Could you set down every entry exactly as it appears?
BEGIN Source data
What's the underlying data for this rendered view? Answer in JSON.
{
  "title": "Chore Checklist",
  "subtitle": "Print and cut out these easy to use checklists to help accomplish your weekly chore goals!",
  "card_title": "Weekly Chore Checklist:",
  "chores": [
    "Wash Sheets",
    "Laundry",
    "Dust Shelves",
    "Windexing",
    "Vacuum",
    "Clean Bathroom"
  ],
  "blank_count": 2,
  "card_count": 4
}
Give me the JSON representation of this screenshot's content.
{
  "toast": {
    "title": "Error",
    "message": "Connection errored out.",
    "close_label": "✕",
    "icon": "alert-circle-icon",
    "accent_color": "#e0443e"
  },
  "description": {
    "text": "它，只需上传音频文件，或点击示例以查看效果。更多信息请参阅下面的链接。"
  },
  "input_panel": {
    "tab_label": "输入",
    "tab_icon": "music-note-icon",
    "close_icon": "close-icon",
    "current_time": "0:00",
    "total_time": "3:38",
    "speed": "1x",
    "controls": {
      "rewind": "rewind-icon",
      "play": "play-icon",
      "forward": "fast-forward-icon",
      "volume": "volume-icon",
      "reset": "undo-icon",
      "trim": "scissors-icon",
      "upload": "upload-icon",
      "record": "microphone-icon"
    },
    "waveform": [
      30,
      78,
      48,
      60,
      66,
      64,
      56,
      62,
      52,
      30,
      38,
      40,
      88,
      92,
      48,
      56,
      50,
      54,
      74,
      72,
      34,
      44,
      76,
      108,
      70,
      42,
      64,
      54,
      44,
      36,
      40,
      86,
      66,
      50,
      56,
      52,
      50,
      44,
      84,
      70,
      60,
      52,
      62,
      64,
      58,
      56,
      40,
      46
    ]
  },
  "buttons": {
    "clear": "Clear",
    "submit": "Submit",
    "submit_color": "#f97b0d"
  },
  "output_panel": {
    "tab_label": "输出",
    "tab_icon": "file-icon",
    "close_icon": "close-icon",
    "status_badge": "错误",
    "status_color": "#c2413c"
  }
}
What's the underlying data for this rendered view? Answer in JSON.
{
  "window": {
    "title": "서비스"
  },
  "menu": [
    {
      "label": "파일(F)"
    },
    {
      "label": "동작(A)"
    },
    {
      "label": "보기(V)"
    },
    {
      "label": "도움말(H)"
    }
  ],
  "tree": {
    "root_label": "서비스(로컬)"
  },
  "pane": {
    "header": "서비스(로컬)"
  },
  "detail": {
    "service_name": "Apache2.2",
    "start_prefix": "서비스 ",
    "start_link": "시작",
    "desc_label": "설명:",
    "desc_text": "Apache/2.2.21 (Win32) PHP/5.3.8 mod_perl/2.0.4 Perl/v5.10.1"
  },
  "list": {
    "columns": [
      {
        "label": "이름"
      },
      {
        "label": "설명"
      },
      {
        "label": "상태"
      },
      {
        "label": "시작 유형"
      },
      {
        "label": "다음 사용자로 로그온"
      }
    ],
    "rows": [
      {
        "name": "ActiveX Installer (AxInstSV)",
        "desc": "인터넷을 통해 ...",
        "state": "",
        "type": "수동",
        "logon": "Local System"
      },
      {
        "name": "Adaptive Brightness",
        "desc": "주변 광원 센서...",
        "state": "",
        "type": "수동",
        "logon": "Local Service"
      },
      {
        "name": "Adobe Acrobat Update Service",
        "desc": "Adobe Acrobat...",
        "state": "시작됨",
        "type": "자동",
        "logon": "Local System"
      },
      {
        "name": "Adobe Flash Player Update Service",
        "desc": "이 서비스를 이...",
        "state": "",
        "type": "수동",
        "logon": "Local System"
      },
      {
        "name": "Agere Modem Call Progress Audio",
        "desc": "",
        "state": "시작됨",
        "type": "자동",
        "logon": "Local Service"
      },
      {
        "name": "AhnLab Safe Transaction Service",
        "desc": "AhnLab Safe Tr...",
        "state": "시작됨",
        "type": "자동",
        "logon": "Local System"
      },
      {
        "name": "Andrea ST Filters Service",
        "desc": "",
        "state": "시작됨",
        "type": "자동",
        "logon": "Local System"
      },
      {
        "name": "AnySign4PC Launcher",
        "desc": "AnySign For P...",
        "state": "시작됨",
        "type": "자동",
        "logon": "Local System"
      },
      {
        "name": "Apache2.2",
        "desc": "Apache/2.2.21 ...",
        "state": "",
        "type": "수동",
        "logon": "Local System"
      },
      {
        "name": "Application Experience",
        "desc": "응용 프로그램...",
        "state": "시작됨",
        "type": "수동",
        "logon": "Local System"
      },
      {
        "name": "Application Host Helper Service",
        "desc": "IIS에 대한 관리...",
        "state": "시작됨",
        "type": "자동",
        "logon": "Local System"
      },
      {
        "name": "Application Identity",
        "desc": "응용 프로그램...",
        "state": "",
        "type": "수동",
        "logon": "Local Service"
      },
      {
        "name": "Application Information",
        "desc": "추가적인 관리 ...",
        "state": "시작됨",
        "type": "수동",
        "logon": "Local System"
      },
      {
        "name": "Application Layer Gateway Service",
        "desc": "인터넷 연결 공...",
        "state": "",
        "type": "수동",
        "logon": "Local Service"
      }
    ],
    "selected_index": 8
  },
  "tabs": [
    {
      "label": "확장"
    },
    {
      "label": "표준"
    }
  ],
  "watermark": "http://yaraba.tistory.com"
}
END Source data
Your solution:
What's the underlying data for this rendered view? Answer in JSON.
{
  "title": "Chore Checklist",
  "subtitle": "Print and cut out these easy to use checklists to help accomplish your weekly chore goals!",
  "card_title": "Weekly Chore Checklist:",
  "chores": [
    "Wash Sheets",
    "Laundry",
    "Dust Shelves",
    "Windexing",
    "Vacuum",
    "Clean Bathroom"
  ],
  "blank_count": 2,
  "card_count": 4
}
Give me the JSON representation of this screenshot's content.
{
  "toast": {
    "title": "Error",
    "message": "Connection errored out.",
    "close_label": "✕",
    "icon": "alert-circle-icon",
    "accent_color": "#e0443e"
  },
  "description": {
    "text": "它，只需上传音频文件，或点击示例以查看效果。更多信息请参阅下面的链接。"
  },
  "input_panel": {
    "tab_label": "输入",
    "tab_icon": "music-note-icon",
    "close_icon": "close-icon",
    "current_time": "0:00",
    "total_time": "3:38",
    "speed": "1x",
    "controls": {
      "rewind": "rewind-icon",
      "play": "play-icon",
      "forward": "fast-forward-icon",
      "volume": "volume-icon",
      "reset": "undo-icon",
      "trim": "scissors-icon",
      "upload": "upload-icon",
      "record": "microphone-icon"
    },
    "waveform": [
      30,
      78,
      48,
      60,
      66,
      64,
      56,
      62,
      52,
      30,
      38,
      40,
      88,
      92,
      48,
      56,
      50,
      54,
      74,
      72,
      34,
      44,
      76,
      108,
      70,
      42,
      64,
      54,
      44,
      36,
      40,
      86,
      66,
      50,
      56,
      52,
      50,
      44,
      84,
      70,
      60,
      52,
      62,
      64,
      58,
      56,
      40,
      46
    ]
  },
  "buttons": {
    "clear": "Clear",
    "submit": "Submit",
    "submit_color": "#f97b0d"
  },
  "output_panel": {
    "tab_label": "输出",
    "tab_icon": "file-icon",
    "close_icon": "close-icon",
    "status_badge": "错误",
    "status_color": "#c2413c"
  }
}
What's the underlying data for this rendered view? Answer in JSON.
{
  "window": {
    "title": "서비스"
  },
  "menu": [
    {
      "label": "파일(F)"
    },
    {
      "label": "동작(A)"
    },
    {
      "label": "보기(V)"
    },
    {
      "label": "도움말(H)"
    }
  ],
  "tree": {
    "root_label": "서비스(로컬)"
  },
  "pane": {
    "header": "서비스(로컬)"
  },
  "detail": {
    "service_name": "Apache2.2",
    "start_prefix": "서비스 ",
    "start_link": "시작",
    "desc_label": "설명:",
    "desc_text": "Apache/2.2.21 (Win32) PHP/5.3.8 mod_perl/2.0.4 Perl/v5.10.1"
  },
  "list": {
    "columns": [
      {
        "label": "이름"
      },
      {
        "label": "설명"
      },
      {
        "label": "상태"
      },
      {
        "label": "시작 유형"
      },
      {
        "label": "다음 사용자로 로그온"
      }
    ],
    "rows": [
      {
        "name": "ActiveX Installer (AxInstSV)",
        "desc": "인터넷을 통해 ...",
        "state": "",
        "type": "수동",
        "logon": "Local System"
      },
      {
        "name": "Adaptive Brightness",
        "desc": "주변 광원 센서...",
        "state": "",
        "type": "수동",
        "logon": "Local Service"
      },
      {
        "name": "Adobe Acrobat Update Service",
        "desc": "Adobe Acrobat...",
        "state": "시작됨",
        "type": "자동",
        "logon": "Local System"
      },
      {
        "name": "Adobe Flash Player Update Service",
        "desc": "이 서비스를 이...",
        "state": "",
        "type": "수동",
        "logon": "Local System"
      },
      {
        "name": "Agere Modem Call Progress Audio",
        "desc": "",
        "state": "시작됨",
        "type": "자동",
        "logon": "Local Service"
      },
      {
        "name": "AhnLab Safe Transaction Service",
        "desc": "AhnLab Safe Tr...",
        "state": "시작됨",
        "type": "자동",
        "logon": "Local System"
      },
      {
        "name": "Andrea ST Filters Service",
        "desc": "",
        "state": "시작됨",
        "type": "자동",
        "logon": "Local System"
      },
      {
        "name": "AnySign4PC Launcher",
        "desc": "AnySign For P...",
        "state": "시작됨",
        "type": "자동",
        "logon": "Local System"
      },
      {
        "name": "Apache2.2",
        "desc": "Apache/2.2.21 ...",
        "state": "",
        "type": "수동",
        "logon": "Local System"
      },
      {
        "name": "Application Experience",
        "desc": "응용 프로그램...",
        "state": "시작됨",
        "type": "수동",
        "logon": "Local System"
      },
      {
        "name": "Application Host Helper Service",
        "desc": "IIS에 대한 관리...",
        "state": "시작됨",
        "type": "자동",
        "logon": "Local System"
      },
      {
        "name": "Application Identity",
        "desc": "응용 프로그램...",
        "state": "",
        "type": "수동",
        "logon": "Local Service"
      },
      {
        "name": "Application Information",
        "desc": "추가적인 관리 ...",
        "state": "시작됨",
        "type": "수동",
        "logon": "Local System"
      },
      {
        "name": "Application Layer Gateway Service",
        "desc": "인터넷 연결 공...",
        "state": "",
        "type": "수동",
        "logon": "Local Service"
      }
    ],
    "selected_index": 8
  },
  "tabs": [
    {
      "label": "확장"
    },
    {
      "label": "표준"
    }
  ],
  "watermark": "http://yaraba.tistory.com"
}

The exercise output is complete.